** Opening Data for review block **

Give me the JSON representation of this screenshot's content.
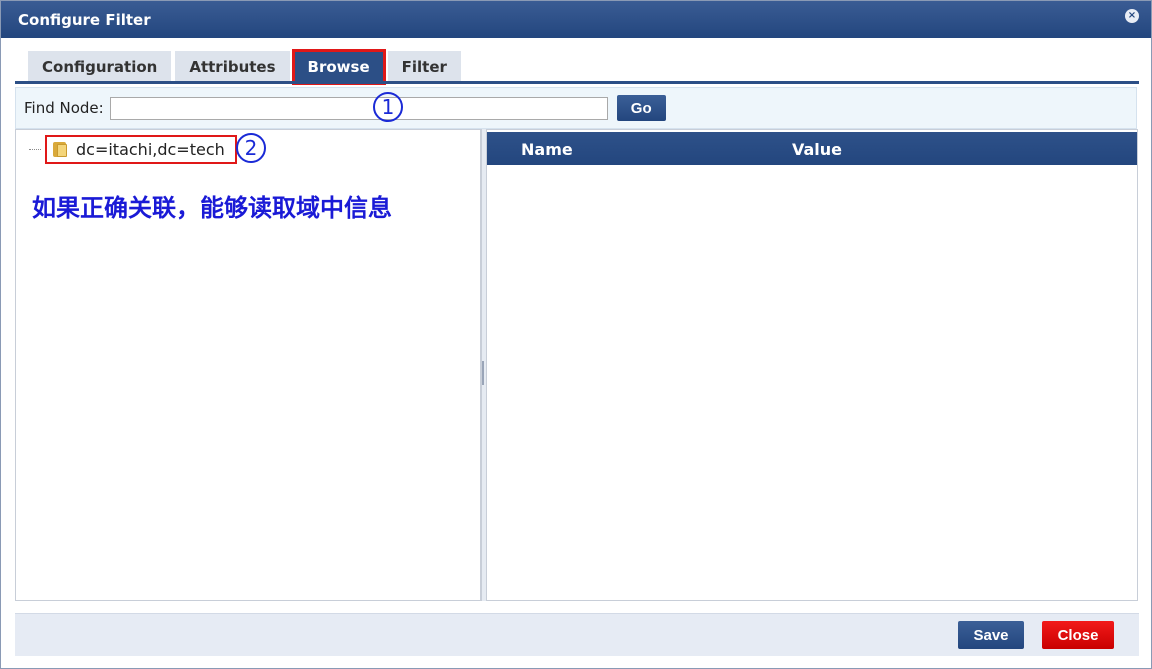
{
  "dialog": {
    "title": "Configure Filter",
    "close_icon": "×"
  },
  "tabs": [
    {
      "label": "Configuration",
      "active": false
    },
    {
      "label": "Attributes",
      "active": false
    },
    {
      "label": "Browse",
      "active": true
    },
    {
      "label": "Filter",
      "active": false
    }
  ],
  "find": {
    "label": "Find Node:",
    "value": "",
    "go_label": "Go"
  },
  "annotations": {
    "marker1": "1",
    "marker2": "2",
    "note": "如果正确关联，能够读取域中信息",
    "note_color": "#1a1ad6",
    "highlight_color": "#e01818"
  },
  "tree": {
    "nodes": [
      {
        "label": "dc=itachi,dc=tech",
        "icon": "folder-icon"
      }
    ]
  },
  "grid": {
    "columns": [
      "Name",
      "Value"
    ],
    "rows": []
  },
  "footer": {
    "save_label": "Save",
    "close_label": "Close"
  }
}
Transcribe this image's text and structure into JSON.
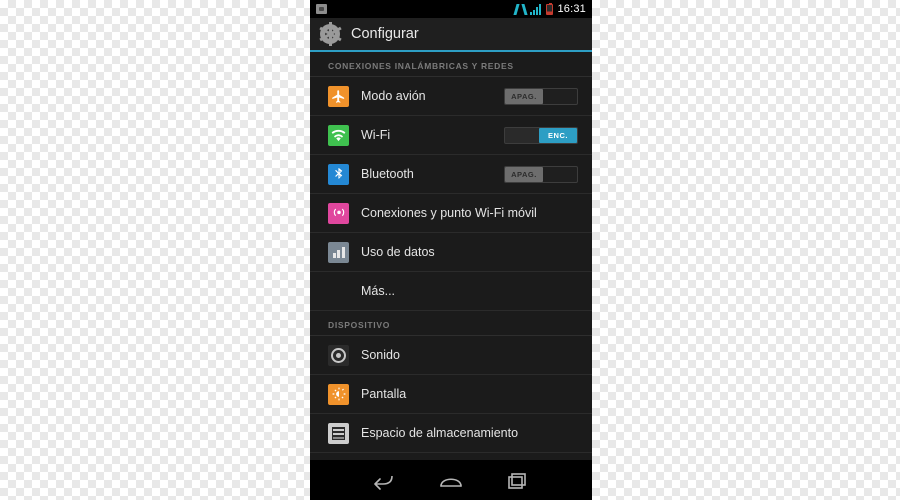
{
  "status_bar": {
    "icons": [
      "screenshot-icon",
      "sync-icon",
      "signal-icon",
      "battery-icon"
    ],
    "clock": "16:31"
  },
  "action_bar": {
    "icon": "settings-gear-icon",
    "title": "Configurar"
  },
  "sections": [
    {
      "header": "CONEXIONES INALÁMBRICAS Y REDES",
      "rows": [
        {
          "icon": "airplane-mode-icon",
          "label": "Modo avión",
          "toggle": {
            "state": "off",
            "text": "APAG."
          }
        },
        {
          "icon": "wifi-icon",
          "label": "Wi-Fi",
          "toggle": {
            "state": "on",
            "text": "ENC."
          }
        },
        {
          "icon": "bluetooth-icon",
          "label": "Bluetooth",
          "toggle": {
            "state": "off",
            "text": "APAG."
          }
        },
        {
          "icon": "hotspot-icon",
          "label": "Conexiones y punto Wi-Fi móvil",
          "toggle": null
        },
        {
          "icon": "data-usage-icon",
          "label": "Uso de datos",
          "toggle": null
        },
        {
          "icon": "none",
          "label": "Más...",
          "toggle": null
        }
      ]
    },
    {
      "header": "DISPOSITIVO",
      "rows": [
        {
          "icon": "sound-icon",
          "label": "Sonido",
          "toggle": null
        },
        {
          "icon": "display-icon",
          "label": "Pantalla",
          "toggle": null
        },
        {
          "icon": "storage-icon",
          "label": "Espacio de almacenamiento",
          "toggle": null
        }
      ]
    }
  ],
  "nav_bar": {
    "back": "back-nav-icon",
    "home": "home-nav-icon",
    "recents": "recents-nav-icon"
  },
  "colors": {
    "accent": "#2d9ec4",
    "screen_bg": "#1b1b1b",
    "orange": "#f0922b",
    "green": "#3fc14f",
    "blue": "#2488d4",
    "pink": "#e0479e"
  }
}
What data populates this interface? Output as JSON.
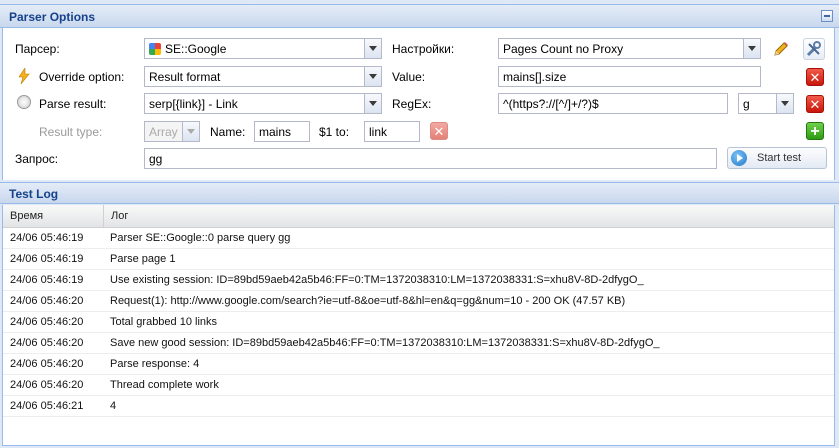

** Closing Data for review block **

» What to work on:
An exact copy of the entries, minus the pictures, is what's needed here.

» Output:
Give me the JSON representation of this screenshot's content.
{
  "dialog": {
    "title": "Configure Filter",
    "close_icon": "×"
  },
  "tabs": [
    {
      "label": "Configuration",
      "active": false
    },
    {
      "label": "Attributes",
      "active": false
    },
    {
      "label": "Browse",
      "active": true
    },
    {
      "label": "Filter",
      "active": false
    }
  ],
  "find": {
    "label": "Find Node:",
    "value": "",
    "go_label": "Go"
  },
  "annotations": {
    "marker1": "1",
    "marker2": "2",
    "note": "如果正确关联，能够读取域中信息",
    "note_color": "#1a1ad6",
    "highlight_color": "#e01818"
  },
  "tree": {
    "nodes": [
      {
        "label": "dc=itachi,dc=tech",
        "icon": "folder-icon"
      }
    ]
  },
  "grid": {
    "columns": [
      "Name",
      "Value"
    ],
    "rows": []
  },
  "footer": {
    "save_label": "Save",
    "close_label": "Close"
  }
}
Transcribe this image's text and structure into JSON.
{
  "status_bar": {
    "icons": [
      "screenshot-icon",
      "sync-icon",
      "signal-icon",
      "battery-icon"
    ],
    "clock": "16:31"
  },
  "action_bar": {
    "icon": "settings-gear-icon",
    "title": "Configurar"
  },
  "sections": [
    {
      "header": "CONEXIONES INALÁMBRICAS Y REDES",
      "rows": [
        {
          "icon": "airplane-mode-icon",
          "label": "Modo avión",
          "toggle": {
            "state": "off",
            "text": "APAG."
          }
        },
        {
          "icon": "wifi-icon",
          "label": "Wi-Fi",
          "toggle": {
            "state": "on",
            "text": "ENC."
          }
        },
        {
          "icon": "bluetooth-icon",
          "label": "Bluetooth",
          "toggle": {
            "state": "off",
            "text": "APAG."
          }
        },
        {
          "icon": "hotspot-icon",
          "label": "Conexiones y punto Wi-Fi móvil",
          "toggle": null
        },
        {
          "icon": "data-usage-icon",
          "label": "Uso de datos",
          "toggle": null
        },
        {
          "icon": "none",
          "label": "Más...",
          "toggle": null
        }
      ]
    },
    {
      "header": "DISPOSITIVO",
      "rows": [
        {
          "icon": "sound-icon",
          "label": "Sonido",
          "toggle": null
        },
        {
          "icon": "display-icon",
          "label": "Pantalla",
          "toggle": null
        },
        {
          "icon": "storage-icon",
          "label": "Espacio de almacenamiento",
          "toggle": null
        }
      ]
    }
  ],
  "nav_bar": {
    "back": "back-nav-icon",
    "home": "home-nav-icon",
    "recents": "recents-nav-icon"
  },
  "colors": {
    "accent": "#2d9ec4",
    "screen_bg": "#1b1b1b",
    "orange": "#f0922b",
    "green": "#3fc14f",
    "blue": "#2488d4",
    "pink": "#e0479e"
  }
}
What data populates this interface? Output as JSON.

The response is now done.